### Dataset
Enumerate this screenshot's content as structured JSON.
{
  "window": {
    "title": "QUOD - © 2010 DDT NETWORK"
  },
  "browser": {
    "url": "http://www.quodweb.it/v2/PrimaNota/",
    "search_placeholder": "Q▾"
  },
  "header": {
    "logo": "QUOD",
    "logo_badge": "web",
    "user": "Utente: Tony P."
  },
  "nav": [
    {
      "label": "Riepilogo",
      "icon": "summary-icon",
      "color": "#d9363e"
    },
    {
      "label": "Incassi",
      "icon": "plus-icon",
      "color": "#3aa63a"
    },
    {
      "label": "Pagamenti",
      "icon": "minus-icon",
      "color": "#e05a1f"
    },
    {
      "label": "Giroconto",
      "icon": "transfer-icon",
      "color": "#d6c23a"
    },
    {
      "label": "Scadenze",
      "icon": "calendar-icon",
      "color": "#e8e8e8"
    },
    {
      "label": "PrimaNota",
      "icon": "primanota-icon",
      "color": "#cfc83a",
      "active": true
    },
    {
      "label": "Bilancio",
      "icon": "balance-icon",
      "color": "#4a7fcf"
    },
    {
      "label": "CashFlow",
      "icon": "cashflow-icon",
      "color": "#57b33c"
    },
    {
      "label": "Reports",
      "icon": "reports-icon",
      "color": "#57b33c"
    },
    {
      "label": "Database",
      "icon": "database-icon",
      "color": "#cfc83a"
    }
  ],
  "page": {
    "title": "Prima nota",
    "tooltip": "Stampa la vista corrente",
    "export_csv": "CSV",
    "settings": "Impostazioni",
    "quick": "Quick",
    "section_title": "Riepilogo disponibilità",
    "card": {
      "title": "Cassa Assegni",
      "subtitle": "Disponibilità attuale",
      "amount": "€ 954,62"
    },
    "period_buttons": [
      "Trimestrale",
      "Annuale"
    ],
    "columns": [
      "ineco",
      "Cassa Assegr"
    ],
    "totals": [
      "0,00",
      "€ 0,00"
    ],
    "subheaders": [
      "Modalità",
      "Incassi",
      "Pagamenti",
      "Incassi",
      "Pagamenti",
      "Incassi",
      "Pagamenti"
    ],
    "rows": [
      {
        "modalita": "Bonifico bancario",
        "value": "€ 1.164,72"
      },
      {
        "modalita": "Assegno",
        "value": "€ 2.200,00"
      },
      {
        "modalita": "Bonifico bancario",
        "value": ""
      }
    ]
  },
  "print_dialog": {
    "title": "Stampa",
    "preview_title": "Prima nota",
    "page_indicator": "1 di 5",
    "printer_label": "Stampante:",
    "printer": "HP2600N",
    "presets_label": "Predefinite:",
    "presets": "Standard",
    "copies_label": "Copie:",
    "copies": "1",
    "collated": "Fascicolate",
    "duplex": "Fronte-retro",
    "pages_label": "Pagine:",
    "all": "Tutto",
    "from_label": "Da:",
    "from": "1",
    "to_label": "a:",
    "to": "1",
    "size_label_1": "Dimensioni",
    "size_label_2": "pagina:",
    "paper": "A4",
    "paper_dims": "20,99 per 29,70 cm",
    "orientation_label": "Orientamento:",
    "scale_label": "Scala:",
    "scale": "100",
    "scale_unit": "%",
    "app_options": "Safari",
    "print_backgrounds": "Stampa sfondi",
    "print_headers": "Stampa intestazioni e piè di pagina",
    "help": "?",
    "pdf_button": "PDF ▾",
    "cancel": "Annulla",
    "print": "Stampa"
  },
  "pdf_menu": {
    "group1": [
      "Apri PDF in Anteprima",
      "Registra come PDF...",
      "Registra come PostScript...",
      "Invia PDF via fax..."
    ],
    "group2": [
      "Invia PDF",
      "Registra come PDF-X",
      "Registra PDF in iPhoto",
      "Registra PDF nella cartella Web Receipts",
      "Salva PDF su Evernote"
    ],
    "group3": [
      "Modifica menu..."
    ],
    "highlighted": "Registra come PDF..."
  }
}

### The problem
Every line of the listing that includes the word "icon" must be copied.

### Exercise answer
      "icon": "summary-icon",
      "icon": "plus-icon",
      "icon": "minus-icon",
      "icon": "transfer-icon",
      "icon": "calendar-icon",
      "icon": "primanota-icon",
      "icon": "balance-icon",
      "icon": "cashflow-icon",
      "icon": "reports-icon",
      "icon": "database-icon",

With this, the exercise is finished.